The study compared the results of nearly 300 middle schoolers’ PE exams with their answers on surveys regarding their attitudes and emotions (including anger) toward PE. The participants were split nearly 50-50 in terms of gender (gender data was only collected using the terms “boy” and “girl”, so data for non-binary students is unknown). In addition to studying the students’ attitudes toward PE in general, the study was careful to take note of gendered differences in students’ responses to PE exams.
The participating students didn't like fitness any better, or know more about it, as a result of the PE exams. The study concluded that this lack of engagement and knowledge comes from the fact that PE exams are often given to students in a vacuum. In other words, the exams are absent any context, rationale, or integration into a broader fitness curriculum: in other words, they aren't presented to students with any consistent rhyme or reason. Therefore, the study concluded, students lack the necessary context to actually internalize any fitness-positive attitudes from the exams.

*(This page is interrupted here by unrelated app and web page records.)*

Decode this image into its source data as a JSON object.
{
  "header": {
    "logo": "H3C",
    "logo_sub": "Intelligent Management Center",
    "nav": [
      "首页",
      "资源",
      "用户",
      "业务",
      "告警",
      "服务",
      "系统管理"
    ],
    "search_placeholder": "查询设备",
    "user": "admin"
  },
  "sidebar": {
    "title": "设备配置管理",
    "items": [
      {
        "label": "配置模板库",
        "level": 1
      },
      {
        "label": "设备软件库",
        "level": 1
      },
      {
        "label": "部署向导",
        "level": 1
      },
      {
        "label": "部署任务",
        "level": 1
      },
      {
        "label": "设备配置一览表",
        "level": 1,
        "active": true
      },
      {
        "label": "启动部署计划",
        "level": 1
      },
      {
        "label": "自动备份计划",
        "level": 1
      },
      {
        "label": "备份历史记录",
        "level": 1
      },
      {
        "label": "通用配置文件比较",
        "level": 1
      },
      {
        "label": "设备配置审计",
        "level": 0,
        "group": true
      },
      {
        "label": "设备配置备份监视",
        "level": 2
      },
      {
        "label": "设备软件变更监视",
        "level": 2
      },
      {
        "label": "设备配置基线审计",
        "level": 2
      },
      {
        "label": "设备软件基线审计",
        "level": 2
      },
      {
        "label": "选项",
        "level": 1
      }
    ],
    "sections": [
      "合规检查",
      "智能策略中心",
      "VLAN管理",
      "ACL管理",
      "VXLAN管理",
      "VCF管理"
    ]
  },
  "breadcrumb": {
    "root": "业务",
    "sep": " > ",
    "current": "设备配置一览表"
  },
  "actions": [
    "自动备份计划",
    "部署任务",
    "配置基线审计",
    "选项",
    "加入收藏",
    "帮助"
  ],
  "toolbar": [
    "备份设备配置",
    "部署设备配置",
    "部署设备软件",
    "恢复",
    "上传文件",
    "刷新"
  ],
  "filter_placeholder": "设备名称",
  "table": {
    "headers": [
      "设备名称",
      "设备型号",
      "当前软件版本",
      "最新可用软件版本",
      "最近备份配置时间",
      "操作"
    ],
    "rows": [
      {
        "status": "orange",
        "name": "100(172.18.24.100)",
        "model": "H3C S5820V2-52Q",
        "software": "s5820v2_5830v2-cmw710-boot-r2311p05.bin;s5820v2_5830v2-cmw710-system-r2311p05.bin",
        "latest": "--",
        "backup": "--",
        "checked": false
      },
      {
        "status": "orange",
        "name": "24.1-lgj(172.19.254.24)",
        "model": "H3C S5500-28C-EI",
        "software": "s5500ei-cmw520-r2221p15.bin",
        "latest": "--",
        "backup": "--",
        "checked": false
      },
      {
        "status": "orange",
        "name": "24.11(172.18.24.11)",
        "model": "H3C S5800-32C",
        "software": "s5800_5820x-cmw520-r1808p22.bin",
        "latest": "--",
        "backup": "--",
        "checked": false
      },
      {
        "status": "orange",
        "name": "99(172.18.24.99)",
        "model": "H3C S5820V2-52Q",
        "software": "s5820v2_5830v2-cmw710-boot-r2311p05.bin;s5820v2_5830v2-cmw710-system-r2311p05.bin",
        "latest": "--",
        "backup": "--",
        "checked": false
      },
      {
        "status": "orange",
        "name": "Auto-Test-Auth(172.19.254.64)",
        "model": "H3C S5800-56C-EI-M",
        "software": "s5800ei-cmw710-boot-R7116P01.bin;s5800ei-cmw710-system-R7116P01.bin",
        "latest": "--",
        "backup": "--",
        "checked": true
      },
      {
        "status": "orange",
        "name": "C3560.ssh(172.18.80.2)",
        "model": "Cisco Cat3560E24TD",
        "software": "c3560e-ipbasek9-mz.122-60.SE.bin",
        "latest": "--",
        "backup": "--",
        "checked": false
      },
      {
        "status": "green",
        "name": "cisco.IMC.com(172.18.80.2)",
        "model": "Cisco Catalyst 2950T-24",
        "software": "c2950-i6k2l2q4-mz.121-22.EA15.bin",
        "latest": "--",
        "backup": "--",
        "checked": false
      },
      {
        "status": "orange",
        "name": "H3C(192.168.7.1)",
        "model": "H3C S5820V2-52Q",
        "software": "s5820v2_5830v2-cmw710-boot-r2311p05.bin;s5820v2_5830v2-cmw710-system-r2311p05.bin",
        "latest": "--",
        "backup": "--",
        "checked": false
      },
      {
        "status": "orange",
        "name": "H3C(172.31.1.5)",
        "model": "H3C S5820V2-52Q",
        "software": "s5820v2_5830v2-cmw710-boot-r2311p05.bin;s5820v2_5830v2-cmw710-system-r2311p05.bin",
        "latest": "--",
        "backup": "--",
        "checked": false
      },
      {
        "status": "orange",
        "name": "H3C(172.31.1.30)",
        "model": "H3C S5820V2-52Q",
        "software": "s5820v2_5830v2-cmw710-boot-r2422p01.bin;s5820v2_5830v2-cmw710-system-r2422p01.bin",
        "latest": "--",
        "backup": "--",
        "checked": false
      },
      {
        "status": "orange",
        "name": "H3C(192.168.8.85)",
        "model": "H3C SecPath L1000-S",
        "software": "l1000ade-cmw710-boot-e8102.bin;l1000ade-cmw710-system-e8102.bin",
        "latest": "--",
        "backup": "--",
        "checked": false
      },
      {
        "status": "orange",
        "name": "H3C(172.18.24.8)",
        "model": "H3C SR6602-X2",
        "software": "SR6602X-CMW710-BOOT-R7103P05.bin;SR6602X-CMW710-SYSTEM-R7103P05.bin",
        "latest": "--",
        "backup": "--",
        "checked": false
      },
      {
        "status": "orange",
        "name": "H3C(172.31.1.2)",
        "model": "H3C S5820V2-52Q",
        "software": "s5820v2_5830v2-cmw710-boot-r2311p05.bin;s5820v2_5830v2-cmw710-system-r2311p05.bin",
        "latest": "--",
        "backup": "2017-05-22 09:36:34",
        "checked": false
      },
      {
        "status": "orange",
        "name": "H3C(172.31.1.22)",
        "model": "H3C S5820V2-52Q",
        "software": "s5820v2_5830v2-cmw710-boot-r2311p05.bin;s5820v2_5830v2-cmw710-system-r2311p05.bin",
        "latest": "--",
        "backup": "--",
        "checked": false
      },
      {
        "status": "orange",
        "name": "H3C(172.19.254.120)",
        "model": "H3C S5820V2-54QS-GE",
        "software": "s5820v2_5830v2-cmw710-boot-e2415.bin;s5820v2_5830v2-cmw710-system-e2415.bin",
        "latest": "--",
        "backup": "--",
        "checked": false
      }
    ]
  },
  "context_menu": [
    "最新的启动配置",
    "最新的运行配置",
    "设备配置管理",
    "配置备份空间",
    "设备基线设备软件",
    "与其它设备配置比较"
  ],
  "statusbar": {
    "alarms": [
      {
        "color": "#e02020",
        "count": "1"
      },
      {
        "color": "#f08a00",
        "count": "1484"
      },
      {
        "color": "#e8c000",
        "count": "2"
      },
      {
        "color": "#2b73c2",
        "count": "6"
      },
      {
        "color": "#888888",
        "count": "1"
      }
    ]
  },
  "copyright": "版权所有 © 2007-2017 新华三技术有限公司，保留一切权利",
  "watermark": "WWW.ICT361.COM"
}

However, students do internalize a lot from the exams. According to the study, students who were able to complete more laps in the cardiovascular endurance component of a PE test reported fewer feelings of anger toward PE. This implies that students whose bodies are able to more easily run a lot of laps are favored in PE, and students who have more difficulty with these components are given more emotional baggage to cope with. The ableism in physical education is clear here: body shaming and ableist standards that privilege some bodies while punishing others don't start in gym class, but they certainly don't end there, either.
Disproportionate experiences of angst associated with PE coexist with disproportionate feelings of self-satisfaction in PE. In the study, students’ reports of different emotions responses to their PE exam performances revealed extremely gendered dynamics. For example, girls that performed well on the sit-and-reach test (meant to measure flexibility) reported favorable attitudes and feelings towards flexibility, while boys who performed well did not report similarly favorable attitudes about their success.
This gendered reaction to fitness implies that girls are taught to be proud of their flexibility, while boys internalize a lack of pride in flexibility, perhaps because this flexibility is often presented as feminine and feminizing. This important piece of data offers an insight into the ways that girls are discouraged from being strong in PE, while boys are discouraged from being perceived as effeminate or gay by mastering pieces of PE exams such as the flexibility component.
A 2013 study published in The International Journal of Psychology revealed that perceived masculine ideals impact how students interact with PE classes and sports participation more generally. The study concluded that boys in PE classes experience pressure to perform suitably “masculine” strengths — lest they be bullied for being gay — while girls experience pressure to perform “femininity” (which often translates into not demonstrating physical strength) for the same reason. And though these studies do not discuss trans and non-binary children, it is safe to say that children who identify with a gender outside the binary also experience these pressures, perhaps even more so than their cisgender peers due to heteronormativity and transphobia in physical education.
The gendered differences revealed in this new study serves as further proof that PE classes have unequal impacts on students based on various aspects of their identity. Further studies into the relationship between identity development and physical education classes are needed, but one thing is clear: students deserve PE classes that cater to their specific needs, rather than holding them to universally abled, gendered standards.